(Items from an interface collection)
•••••

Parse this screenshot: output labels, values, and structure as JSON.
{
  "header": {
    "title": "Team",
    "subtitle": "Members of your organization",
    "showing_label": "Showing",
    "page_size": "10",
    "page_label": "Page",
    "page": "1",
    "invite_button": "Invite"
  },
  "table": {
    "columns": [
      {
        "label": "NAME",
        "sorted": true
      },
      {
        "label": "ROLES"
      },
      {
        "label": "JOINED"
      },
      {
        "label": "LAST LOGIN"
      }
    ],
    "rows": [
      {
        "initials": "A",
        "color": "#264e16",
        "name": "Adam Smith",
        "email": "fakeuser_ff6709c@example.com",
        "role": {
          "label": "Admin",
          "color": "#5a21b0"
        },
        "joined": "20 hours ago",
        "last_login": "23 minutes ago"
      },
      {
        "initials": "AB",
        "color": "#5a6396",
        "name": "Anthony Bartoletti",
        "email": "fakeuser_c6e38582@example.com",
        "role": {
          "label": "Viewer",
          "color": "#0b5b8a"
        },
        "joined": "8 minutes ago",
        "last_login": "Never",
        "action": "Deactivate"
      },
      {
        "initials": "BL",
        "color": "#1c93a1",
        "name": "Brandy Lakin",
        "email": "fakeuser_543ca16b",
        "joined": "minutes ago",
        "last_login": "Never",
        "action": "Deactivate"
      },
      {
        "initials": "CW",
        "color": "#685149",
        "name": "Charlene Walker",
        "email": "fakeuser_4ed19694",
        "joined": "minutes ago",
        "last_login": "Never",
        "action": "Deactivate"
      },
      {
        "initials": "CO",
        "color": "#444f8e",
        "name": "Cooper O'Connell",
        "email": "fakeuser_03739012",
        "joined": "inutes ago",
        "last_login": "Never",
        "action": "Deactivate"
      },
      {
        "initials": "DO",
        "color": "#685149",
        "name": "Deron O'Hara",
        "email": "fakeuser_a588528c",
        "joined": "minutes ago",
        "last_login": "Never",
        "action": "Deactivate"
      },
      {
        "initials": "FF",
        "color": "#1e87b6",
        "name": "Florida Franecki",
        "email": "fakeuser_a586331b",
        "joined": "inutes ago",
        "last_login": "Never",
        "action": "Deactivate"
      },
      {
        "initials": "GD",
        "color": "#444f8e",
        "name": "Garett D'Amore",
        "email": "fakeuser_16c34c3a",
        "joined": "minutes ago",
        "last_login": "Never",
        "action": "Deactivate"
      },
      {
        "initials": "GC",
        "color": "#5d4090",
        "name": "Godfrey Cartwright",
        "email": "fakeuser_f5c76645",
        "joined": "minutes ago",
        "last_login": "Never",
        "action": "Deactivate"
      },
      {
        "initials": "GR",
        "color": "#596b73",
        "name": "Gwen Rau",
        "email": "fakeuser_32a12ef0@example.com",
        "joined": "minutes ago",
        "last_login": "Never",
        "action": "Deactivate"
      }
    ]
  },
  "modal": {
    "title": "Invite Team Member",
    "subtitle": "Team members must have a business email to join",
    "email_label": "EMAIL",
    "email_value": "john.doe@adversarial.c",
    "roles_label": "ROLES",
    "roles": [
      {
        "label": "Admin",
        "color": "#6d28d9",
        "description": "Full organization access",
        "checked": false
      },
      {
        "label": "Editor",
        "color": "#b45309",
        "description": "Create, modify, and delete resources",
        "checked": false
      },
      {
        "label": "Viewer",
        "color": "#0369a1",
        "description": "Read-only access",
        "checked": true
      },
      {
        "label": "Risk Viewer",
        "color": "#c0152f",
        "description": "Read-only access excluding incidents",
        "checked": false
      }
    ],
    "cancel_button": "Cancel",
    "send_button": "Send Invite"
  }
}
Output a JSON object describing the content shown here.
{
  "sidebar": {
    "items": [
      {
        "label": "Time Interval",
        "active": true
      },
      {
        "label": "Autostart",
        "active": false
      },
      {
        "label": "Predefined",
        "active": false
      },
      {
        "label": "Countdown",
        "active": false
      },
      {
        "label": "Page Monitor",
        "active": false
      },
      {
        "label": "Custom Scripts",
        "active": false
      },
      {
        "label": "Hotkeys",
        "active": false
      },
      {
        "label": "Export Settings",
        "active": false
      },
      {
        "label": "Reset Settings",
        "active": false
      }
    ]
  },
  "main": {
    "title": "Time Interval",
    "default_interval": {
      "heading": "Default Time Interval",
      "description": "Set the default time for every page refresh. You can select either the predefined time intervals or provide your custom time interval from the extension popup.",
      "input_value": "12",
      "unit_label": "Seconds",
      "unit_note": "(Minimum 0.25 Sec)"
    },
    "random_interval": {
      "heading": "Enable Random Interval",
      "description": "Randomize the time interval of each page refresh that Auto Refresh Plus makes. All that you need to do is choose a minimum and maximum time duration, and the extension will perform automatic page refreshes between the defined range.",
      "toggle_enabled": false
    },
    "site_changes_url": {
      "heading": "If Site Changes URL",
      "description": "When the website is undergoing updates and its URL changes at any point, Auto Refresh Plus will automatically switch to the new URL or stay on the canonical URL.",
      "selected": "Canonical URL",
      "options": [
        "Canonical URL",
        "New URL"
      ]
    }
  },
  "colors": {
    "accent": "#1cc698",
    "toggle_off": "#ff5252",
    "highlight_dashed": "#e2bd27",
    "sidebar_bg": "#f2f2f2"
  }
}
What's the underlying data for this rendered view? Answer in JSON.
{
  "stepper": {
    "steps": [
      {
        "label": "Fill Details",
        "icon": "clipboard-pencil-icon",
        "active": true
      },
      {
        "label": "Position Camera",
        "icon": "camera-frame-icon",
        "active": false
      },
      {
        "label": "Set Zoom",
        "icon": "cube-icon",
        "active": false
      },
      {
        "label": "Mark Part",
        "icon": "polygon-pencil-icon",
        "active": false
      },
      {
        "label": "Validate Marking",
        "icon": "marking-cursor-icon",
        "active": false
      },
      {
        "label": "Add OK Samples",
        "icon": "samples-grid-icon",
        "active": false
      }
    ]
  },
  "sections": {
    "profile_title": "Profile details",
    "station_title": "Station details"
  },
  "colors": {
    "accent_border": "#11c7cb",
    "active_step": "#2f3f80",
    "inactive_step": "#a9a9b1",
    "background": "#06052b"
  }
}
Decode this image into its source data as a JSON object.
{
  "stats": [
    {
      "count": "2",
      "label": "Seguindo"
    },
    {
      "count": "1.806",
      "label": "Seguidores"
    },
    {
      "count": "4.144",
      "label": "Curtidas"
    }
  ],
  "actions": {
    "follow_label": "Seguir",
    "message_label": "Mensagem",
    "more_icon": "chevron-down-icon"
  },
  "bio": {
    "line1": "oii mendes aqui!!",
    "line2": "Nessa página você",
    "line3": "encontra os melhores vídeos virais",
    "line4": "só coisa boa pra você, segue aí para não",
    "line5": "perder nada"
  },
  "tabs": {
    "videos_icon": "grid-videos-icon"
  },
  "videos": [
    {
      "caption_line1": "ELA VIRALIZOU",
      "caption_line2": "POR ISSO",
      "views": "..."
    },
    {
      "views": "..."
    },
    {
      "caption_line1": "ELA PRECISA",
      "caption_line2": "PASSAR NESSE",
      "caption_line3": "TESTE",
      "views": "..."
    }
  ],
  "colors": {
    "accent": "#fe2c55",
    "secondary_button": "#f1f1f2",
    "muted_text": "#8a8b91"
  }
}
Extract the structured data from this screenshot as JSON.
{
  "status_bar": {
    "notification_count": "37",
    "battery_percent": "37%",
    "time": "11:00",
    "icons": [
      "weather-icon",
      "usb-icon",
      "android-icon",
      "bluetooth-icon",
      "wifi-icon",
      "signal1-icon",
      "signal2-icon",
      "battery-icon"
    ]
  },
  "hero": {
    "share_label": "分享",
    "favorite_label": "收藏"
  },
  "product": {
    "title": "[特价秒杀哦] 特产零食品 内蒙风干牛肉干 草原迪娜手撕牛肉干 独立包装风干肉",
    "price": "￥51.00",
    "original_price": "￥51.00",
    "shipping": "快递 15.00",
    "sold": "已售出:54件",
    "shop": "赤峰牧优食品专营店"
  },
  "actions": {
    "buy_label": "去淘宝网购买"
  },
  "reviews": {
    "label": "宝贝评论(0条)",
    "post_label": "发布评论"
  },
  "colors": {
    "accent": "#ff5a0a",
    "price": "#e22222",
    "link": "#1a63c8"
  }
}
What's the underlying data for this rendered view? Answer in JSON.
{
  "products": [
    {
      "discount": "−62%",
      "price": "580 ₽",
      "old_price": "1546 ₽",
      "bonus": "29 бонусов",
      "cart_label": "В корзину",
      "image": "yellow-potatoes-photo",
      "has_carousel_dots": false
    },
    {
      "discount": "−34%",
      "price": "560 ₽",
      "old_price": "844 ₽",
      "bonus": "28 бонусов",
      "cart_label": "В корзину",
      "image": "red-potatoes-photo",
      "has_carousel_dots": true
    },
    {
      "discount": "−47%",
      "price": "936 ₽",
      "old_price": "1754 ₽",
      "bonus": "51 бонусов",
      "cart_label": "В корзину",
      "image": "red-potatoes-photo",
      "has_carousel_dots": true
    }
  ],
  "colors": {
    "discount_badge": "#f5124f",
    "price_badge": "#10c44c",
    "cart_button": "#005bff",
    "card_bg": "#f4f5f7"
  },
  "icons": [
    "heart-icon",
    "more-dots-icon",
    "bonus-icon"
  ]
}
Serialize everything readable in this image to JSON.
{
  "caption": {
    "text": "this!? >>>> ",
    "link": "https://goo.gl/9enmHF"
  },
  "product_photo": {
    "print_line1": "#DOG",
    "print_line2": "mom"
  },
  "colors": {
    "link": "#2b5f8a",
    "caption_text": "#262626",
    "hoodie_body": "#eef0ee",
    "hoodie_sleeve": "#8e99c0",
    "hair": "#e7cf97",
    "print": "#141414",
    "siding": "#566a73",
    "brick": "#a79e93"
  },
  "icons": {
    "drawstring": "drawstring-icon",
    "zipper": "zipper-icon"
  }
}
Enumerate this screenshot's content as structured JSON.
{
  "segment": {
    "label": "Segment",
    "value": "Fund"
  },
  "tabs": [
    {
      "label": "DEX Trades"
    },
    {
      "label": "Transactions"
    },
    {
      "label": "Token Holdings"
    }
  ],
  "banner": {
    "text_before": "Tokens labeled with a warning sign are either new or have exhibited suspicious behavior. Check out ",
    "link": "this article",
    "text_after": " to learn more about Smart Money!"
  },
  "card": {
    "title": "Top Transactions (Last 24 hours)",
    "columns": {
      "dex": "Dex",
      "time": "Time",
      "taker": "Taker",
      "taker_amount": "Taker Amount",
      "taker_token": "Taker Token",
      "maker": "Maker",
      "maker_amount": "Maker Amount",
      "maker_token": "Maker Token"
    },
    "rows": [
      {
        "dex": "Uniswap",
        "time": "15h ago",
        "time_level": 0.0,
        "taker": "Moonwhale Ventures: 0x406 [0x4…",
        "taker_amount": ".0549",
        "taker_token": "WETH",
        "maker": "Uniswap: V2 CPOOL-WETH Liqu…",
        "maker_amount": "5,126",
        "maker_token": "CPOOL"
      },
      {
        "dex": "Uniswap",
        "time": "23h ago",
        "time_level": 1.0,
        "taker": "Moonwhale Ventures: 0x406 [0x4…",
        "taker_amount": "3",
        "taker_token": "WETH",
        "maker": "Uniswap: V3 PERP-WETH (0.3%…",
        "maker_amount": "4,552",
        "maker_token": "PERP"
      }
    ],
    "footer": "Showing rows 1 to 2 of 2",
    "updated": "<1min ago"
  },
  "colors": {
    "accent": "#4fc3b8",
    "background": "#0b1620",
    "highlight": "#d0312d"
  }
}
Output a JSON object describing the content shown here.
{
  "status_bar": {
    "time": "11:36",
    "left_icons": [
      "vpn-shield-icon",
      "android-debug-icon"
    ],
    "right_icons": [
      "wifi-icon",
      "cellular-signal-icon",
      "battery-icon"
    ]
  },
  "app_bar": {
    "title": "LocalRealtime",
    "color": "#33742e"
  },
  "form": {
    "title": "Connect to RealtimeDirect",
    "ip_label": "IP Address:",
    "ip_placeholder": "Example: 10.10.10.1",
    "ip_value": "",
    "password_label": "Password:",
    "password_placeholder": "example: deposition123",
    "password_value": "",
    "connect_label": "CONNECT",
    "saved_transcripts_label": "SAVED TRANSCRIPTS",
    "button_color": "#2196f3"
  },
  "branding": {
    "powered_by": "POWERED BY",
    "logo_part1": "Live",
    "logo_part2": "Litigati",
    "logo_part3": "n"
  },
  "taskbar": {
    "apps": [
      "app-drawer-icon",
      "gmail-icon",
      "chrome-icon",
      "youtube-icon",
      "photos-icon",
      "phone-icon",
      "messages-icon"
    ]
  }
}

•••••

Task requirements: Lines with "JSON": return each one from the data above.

Problem solution:
Parse this screenshot: output labels, values, and structure as JSON.
Output a JSON object describing the content shown here.
What's the underlying data for this rendered view? Answer in JSON.
Decode this image into its source data as a JSON object.
Extract the structured data from this screenshot as JSON.
What's the underlying data for this rendered view? Answer in JSON.
Serialize everything readable in this image to JSON.
Enumerate this screenshot's content as structured JSON.
Output a JSON object describing the content shown here.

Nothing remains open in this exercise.